Smartphones vs specialized hardware
Mobility has seen a great number of innovations in the past few years with the adoption of smartphone technology by drivers and passengers. Most information technology features that previously needed expensive specialized hardware and infrastructure no longer require them. Who needs an onboard GPS now that you can use your smartphone? With millions of apps offering concierge, taxi or even food delivery services, smartphone technology has forever transformed mobility models.
How is that possible? Well, a few years ago, one had to set up a long and painful hardware design and testing procedure but now the development of smartphone software significantly reduces time to market. It also provides you with instant access to a community (colleagues, friends, volunteers, etc.) from which you will be able to spread your ideas into a full service proposition.
What is the result? A transport service that can be easily deployed by a few engineering companies with an innovative service and a web platform, making them de facto “instant transport operators”.
With increasing smartphone equipment penetration, technology can spread more easily and your ideas can rapidly become a success story.
The collaborative economy has been more and more popular in the last five years, thanks to its use of internet and smartphone technologies.
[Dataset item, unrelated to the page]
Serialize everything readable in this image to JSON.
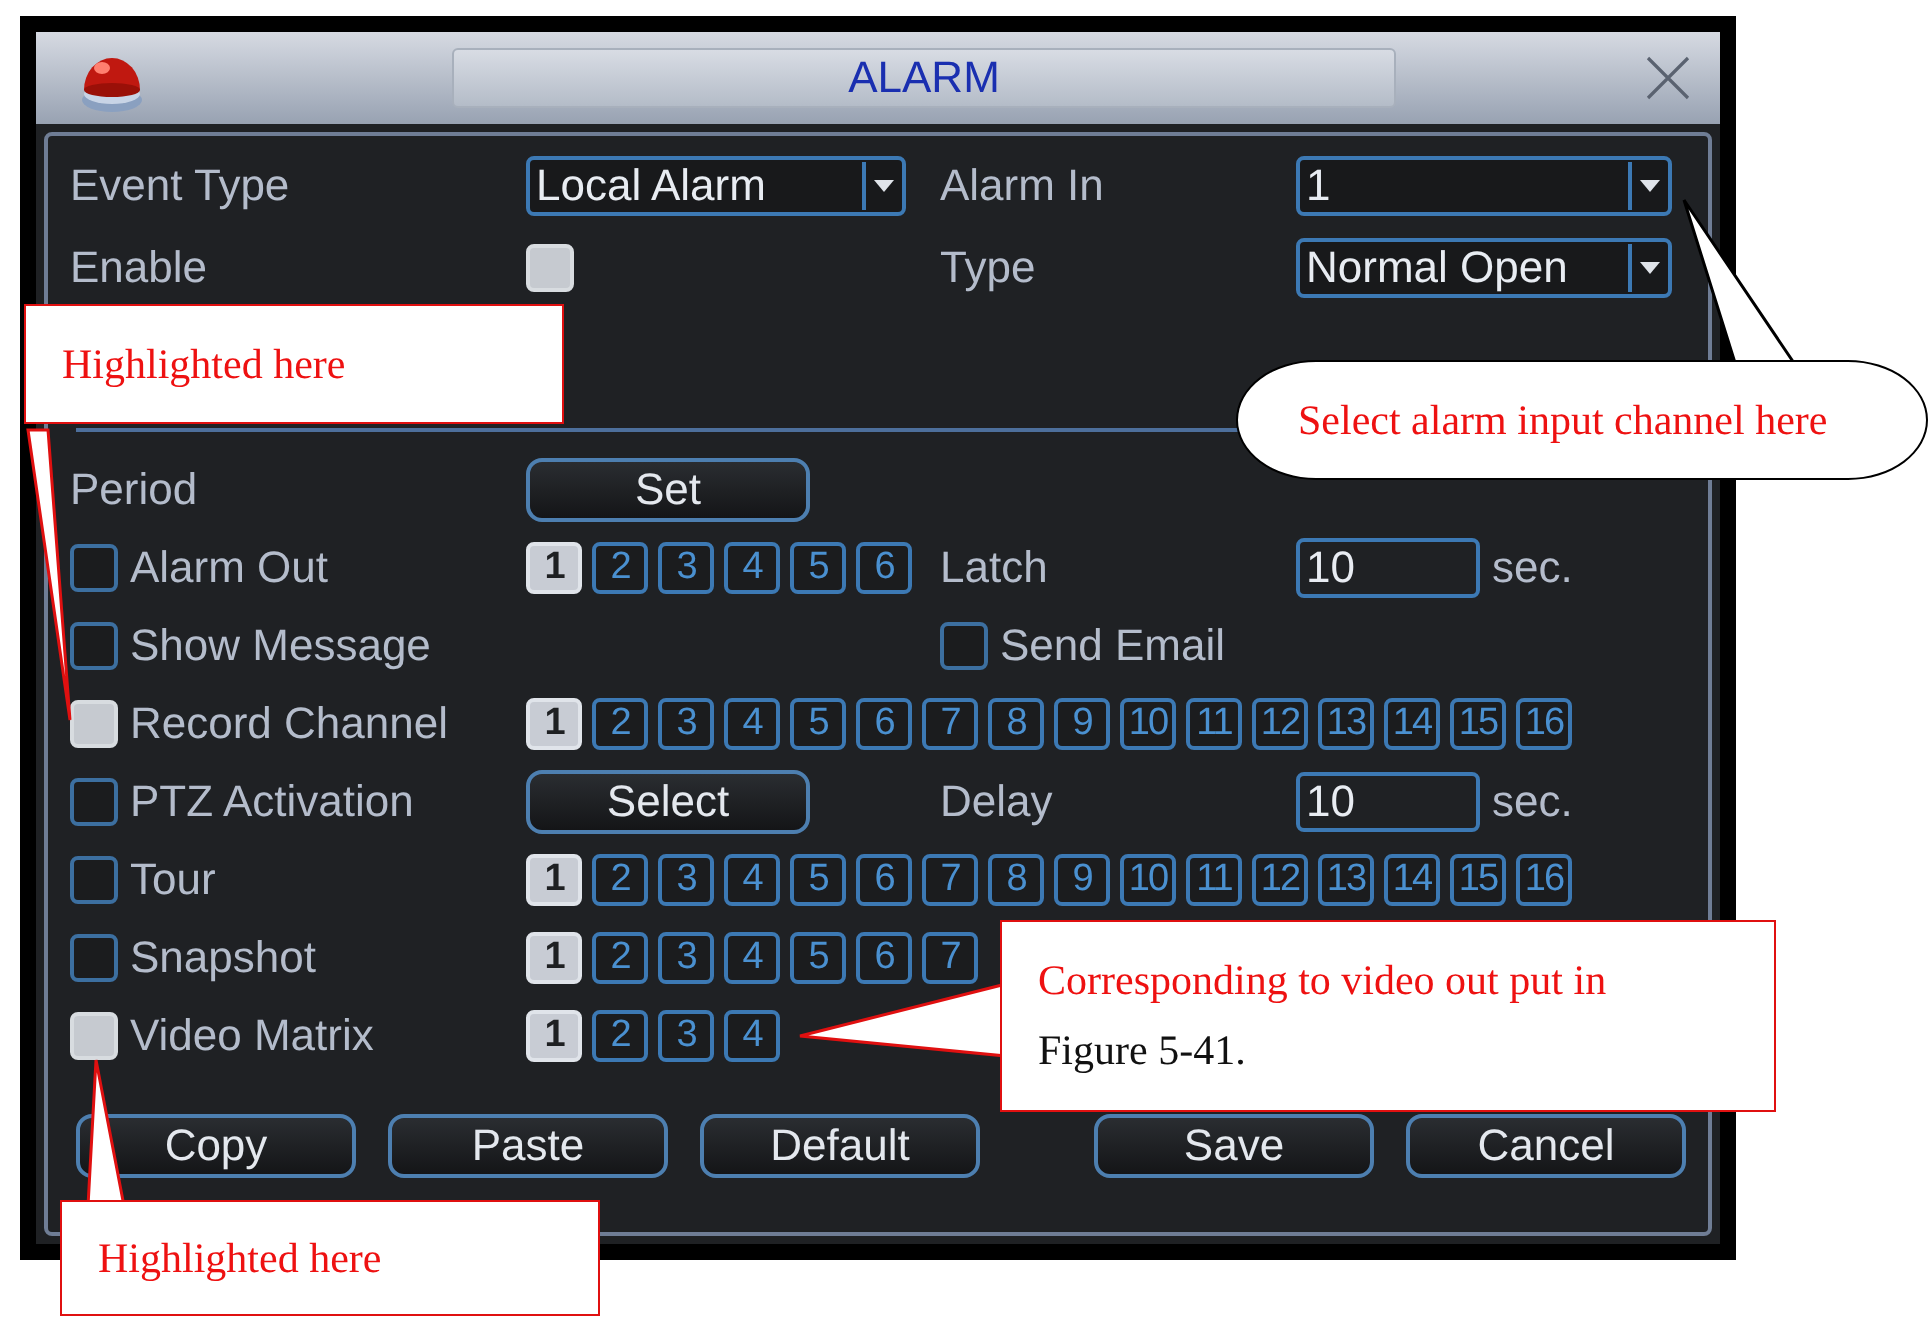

By mastering tools to match supply and demand in an instantaneous manner (Uber, BlaBlaCar, etc.), it has radically changed the way people use transport services.
Collaborative economy services respond to the need for an immediate solution in an original, transparent, simple and structured way that reassures users.
VALUE vs USAGE
Collaborative economy models have a role to play in future transport trends by offering mobility alternatives and flexibility to users as well as by optimizing transport USAGE. For example, “all in one” mobility platforms such as Moovel combine in two clicks several real-time transport databases (bicycle, bus, train, car-sharing, carpooling, taxi, etc.) into one useful personal mobility tool, thereby offering scenarios that allow people to have the most efficient commute depending on time of day, budget and location.
With the arrival of new transport operators willing to move from an extensive use of cars to an intensive use of cars, we can observe the creation of several “mobility niches” in the mobility business: work carpooling platforms, airport car-sharing, parking – lot sharing, wheelchair-access vehicle car-sharing, etc.
Collaborative models can also boost technology adoption by bringing new customers to test a new service or a new product. Bollore, a French car manufacturer, adopted electric vehicles for its AutoLib public worldwide car-sharing service. BMW has done the same with its DriveNow program in San Francisco, Munich, Berlin and soon, in Vancouver. These shared mobility programs are introducing customers to the advantages of electric vehicles while reducing the number of cars used in busy metropolitan areas.
Optimizing current vehicle use
Collaborative practices can also help local businesses and communities get access to new mobility services and discover new markets. While several local or national carpooling operators are currently specializing in work commuting solutions, a trend in Europe is to implement corporate car-sharing models.
OpenFleet, a corporate car-sharing solution based in Montreal, has developed custom-designed fleet sharing technology and services targeting companies. It makes use of existing conventional, hybrid or electric motor pools.
By making company cars available, not only for professional use but also for personal use on a 24/7 basis, companies are building new mobility services that make life more flexible for their employees. As a staff member, you’re no longer borrowing a vehicle, you’re helping your own company to lower its Total Cost of Ownership and even to generate revenue through shared mobility.
A good example: a European national postal service charges its employees for using its “off-duty” vans and trucks for personal use evenings and weekends.
Such programs allow fleet owners to use their inventory of barely-used vehicles sitting idly in parking lots more efficiently. By combining these fleets with collaborative technologies, the result can be greater mobility in suburban or even rural areas, areas that are traditionally deficient in local transport infrastructure.
By developing “on demand” car-sharing ecosystems in peripheral zones, French peer to peer car-sharing operator Koolicar is progressively giving access to vehicles owned by local businesses to communities of individual users. Fleet managers therefore generate additional revenues.
Through its efficient use of information technology, the collaborative economy helps to optimize current vehicle utilization, reduce congestion in large municipalities and create new leasing services in suburban areas. It also allows for more sustainable practices by taking unused vehicles off the streets.
More than two decades after the launch of CommunAuto, Montréal’s car sharing service, and 15 years after the launch of Zipcar, most automotive OEMs are now involved with or closely monitoring car-sharing practices all over the world, adapting to new mobility trends. While automotive technology and infrastructure continue to evolve (autonomous vehicle, electric highways, etc.), collaborative economy solutions allow company fleets to be used more efficiently by businesses and individual users.
Special contribution from
Bruno is Director of Business Development (North America) for PVP Technologies, a Montreal-based company designing comprehensive corporate car-sharing technologies and services through its OpenFleet solution for fleets, cities, rental groups, pure players and car dealers.